ST. GEORGE, Utah –
As the spike in the omicron variant of COVID-19 cases affect Southern Utah, the Utah National Guard COVID-19 Joint Task Force deployed 17 Soldiers to assist at the Southern Utah Veterans Home in Ivins, Utah, and St. George Regional Hospital, Feb. 9, 2022.
“We are a state asset and so we operate wherever we are needed in the state. We are here to help out in whatever way possible,” said Pfc. Samuel Rettie, a Soldier assigned to the 222nd Field Artillery, and a St. George resident. “Being deployed to St. George isn’t anything out of the ordinary, it’s just us here doing what we are here to do and helping out.”
Nine of the Soldiers attended a two-day nurse aide training taught by Avalon Health Care, that oversees the Southern Utah Veterans Home.
“I’m honestly super honored to be here and be on these orders,” said Rettie. “All over you hear lots of comments or complaints or statements about the worker shortages and it’s probably the most prominent impact we’ve seen within our community. It’s an honor to fill these shortages and to be here to help out in whatever way possible.”
Day two of nurse aide training consists of skills for hands-on training with equipment and mannequins to simulate the real-world health care environment.
“Today we are learning all the practical skills that we went over in the textbook definition,” said Pfc. Zakariah Wahlen, a Cedar City resident serving in the 222nd Field Artillery. “We will be (learning) how to move people, how to address people, just barely we learned how to take blood pressure, how to put on personal protective equipment and how to wash our hands.”
Rettie added, “I feel confident in where I need to go to take what I’ve learned and apply it to the hands-on experience. I’m looking forward to getting as much knowledge out of this course as possible.”
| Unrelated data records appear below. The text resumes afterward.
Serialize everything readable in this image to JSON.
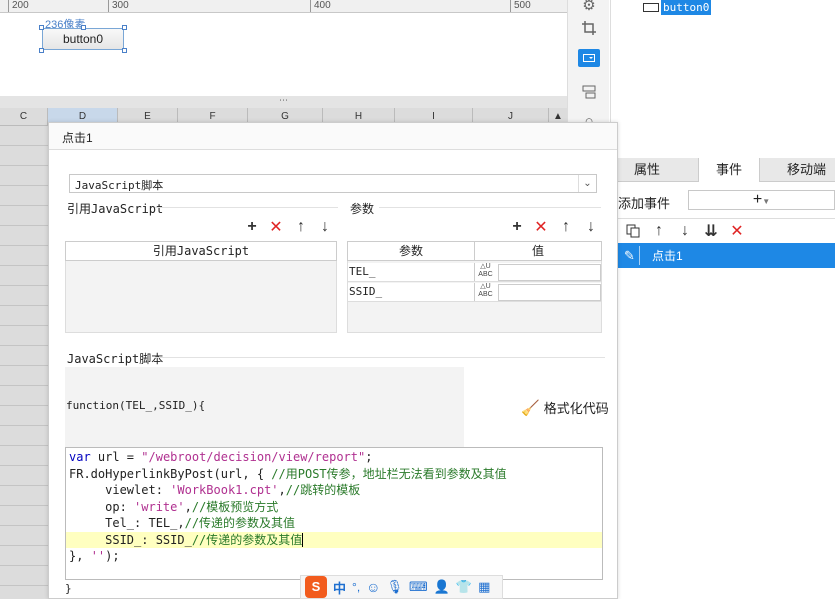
{
  "ruler": {
    "ticks": [
      "200",
      "300",
      "400",
      "500"
    ]
  },
  "canvas": {
    "size_label": "236像素",
    "button_label": "button0"
  },
  "divider": {
    "grip": "⋯"
  },
  "columns": [
    "C",
    "D",
    "E",
    "F",
    "G",
    "H",
    "I",
    "J"
  ],
  "tree": {
    "selected_node": "button0"
  },
  "tabs": {
    "properties": "属性",
    "events": "事件",
    "mobile": "移动端"
  },
  "events_panel": {
    "add_event_label": "添加事件",
    "add_symbol": "+",
    "items": [
      {
        "label": "点击1"
      }
    ]
  },
  "dialog": {
    "title": "点击1",
    "type_select": "JavaScript脚本",
    "ref_section_title": "引用JavaScript",
    "ref_table_header": "引用JavaScript",
    "params_section_title": "参数",
    "params_table": {
      "headers": [
        "参数",
        "值"
      ],
      "rows": [
        {
          "name": "TEL_",
          "value": ""
        },
        {
          "name": "SSID_",
          "value": ""
        }
      ]
    },
    "script_section_title": "JavaScript脚本",
    "function_signature": "function(TEL_,SSID_){",
    "format_button": "格式化代码",
    "closing_brace": "}",
    "code_lines": [
      "var url = \"/webroot/decision/view/report\";",
      "FR.doHyperlinkByPost(url, { //用POST传参，地址栏无法看到参数及其值",
      "     viewlet: 'WorkBook1.cpt',//跳转的模板",
      "     op: 'write',//模板预览方式",
      "     Tel_: TEL_,//传递的参数及其值",
      "     SSID_: SSID_//传递的参数及其值",
      "}, '');"
    ]
  },
  "ime_bar": {
    "label": "中",
    "punct": "°,"
  },
  "colors": {
    "accent": "#1e88e5",
    "highlight_line": "#ffffc0",
    "delete": "#e02424"
  }
}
Six of those completing the training will assist at the Southern Utah Veterans Home for the following two weeks.
“We are just helping out wherever we can, helping the residents with their day-to-day lives and helping the medical staff be more focused on the patients by taking care of whatever else they need,” said Rettie.
Several of the Soldiers serving in Southern Utah also live in the area where they will be working.
“It’s great to be serving in my local area and seeing the impact with us here. It's super to have this opportunity,” said Rettie.
Some of the Soldiers have been thinking of working in the medical field and feel this is valuable training that will help them decide what career path to pursue.
“I think the medical field is a very interesting field and I’ve looked into it a little bit, I’m just not sure where I want to go to school for it yet,” said Wahlen,. “I was very honored that they were giving opportunities to come help, I’m always actively looking to go to school and get more education through the Guard.”
The Nurse’s Aide Training is vastly different from the military skill set of these Soldiers, but it is training they can continue to grow from.
“There are lots of things I didn’t know. There are lots of details that people can just miss and I’m learning a lot and I can’t wait to store that knowledge and use it to my best capabilities,” said Pfc. David Bravo, from Hurricane, a Soldier assigned to the 222nd Headquarters, Headquarters Battery, at the Cedar City Armory.
Working at the veterans home and assisting those that have also served their country is an honor and a way for these younger Soldiers to say, “thank you for your service.”
“I feel very honored to help, especially to help those that served before, just feel very honored to help them and be able to give back to them,” said Wahlen.
“It’s a good feeling because I know that they have had sacrifices themselves and so to be here and be able to help them and be able to apply my knowledge to take care of them, it is an honor, it is something that I hope that they enjoy and that they appreciate because we appreciate them,” said Bravo.